▸ **How to complete this task**: Count the lines below that contain "三级头盔". Answer with the number alone.

· · · · ·

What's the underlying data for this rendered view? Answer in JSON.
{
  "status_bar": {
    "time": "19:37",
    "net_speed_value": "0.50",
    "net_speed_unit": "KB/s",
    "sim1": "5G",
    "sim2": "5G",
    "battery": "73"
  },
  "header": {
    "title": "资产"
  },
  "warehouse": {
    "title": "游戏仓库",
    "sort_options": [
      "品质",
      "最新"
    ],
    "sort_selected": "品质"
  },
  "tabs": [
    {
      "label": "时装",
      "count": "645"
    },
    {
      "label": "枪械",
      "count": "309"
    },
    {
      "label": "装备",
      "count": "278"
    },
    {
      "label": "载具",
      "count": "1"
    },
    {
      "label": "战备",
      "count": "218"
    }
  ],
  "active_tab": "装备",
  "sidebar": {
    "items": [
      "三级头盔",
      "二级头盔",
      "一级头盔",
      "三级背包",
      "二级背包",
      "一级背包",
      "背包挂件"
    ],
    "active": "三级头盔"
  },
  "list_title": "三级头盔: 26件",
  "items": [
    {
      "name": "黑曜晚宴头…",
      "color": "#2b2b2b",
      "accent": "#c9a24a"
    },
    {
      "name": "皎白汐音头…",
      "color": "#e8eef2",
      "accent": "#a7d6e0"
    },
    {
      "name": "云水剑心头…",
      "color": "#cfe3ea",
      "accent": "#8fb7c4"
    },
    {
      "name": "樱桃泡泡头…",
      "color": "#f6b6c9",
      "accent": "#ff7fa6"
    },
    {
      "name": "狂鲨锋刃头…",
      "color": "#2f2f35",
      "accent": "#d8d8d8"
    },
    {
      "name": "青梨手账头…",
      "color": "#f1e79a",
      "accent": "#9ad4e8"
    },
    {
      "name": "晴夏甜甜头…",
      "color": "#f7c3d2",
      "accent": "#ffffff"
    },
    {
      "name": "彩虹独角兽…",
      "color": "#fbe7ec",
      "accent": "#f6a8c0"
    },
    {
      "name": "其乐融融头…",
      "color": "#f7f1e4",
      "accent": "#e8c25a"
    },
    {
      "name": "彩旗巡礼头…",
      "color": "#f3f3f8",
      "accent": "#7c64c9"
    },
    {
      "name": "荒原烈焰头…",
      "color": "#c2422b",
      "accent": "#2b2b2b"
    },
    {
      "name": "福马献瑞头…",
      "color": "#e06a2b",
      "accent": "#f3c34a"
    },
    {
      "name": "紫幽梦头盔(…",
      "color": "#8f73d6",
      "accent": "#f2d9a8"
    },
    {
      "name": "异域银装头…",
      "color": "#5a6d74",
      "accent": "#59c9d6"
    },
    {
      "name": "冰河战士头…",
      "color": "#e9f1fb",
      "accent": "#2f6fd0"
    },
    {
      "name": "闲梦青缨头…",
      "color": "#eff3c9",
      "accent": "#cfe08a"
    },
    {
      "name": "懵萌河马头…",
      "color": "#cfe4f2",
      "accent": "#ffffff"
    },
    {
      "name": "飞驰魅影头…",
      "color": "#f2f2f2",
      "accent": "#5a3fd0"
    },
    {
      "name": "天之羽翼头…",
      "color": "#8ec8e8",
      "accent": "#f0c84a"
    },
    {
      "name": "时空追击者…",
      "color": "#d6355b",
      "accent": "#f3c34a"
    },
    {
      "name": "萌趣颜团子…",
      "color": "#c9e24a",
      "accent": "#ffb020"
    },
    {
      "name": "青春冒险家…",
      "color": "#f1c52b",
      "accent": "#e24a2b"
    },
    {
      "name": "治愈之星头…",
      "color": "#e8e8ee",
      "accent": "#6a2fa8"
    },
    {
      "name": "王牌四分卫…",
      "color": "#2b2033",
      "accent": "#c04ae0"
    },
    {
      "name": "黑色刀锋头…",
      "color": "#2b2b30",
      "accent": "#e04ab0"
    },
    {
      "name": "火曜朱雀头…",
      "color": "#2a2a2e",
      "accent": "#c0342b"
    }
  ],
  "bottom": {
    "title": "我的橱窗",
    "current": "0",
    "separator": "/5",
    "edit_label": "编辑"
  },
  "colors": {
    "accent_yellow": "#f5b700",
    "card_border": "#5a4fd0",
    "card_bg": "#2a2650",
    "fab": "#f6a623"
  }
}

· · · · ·

▸ **Task answer**: 3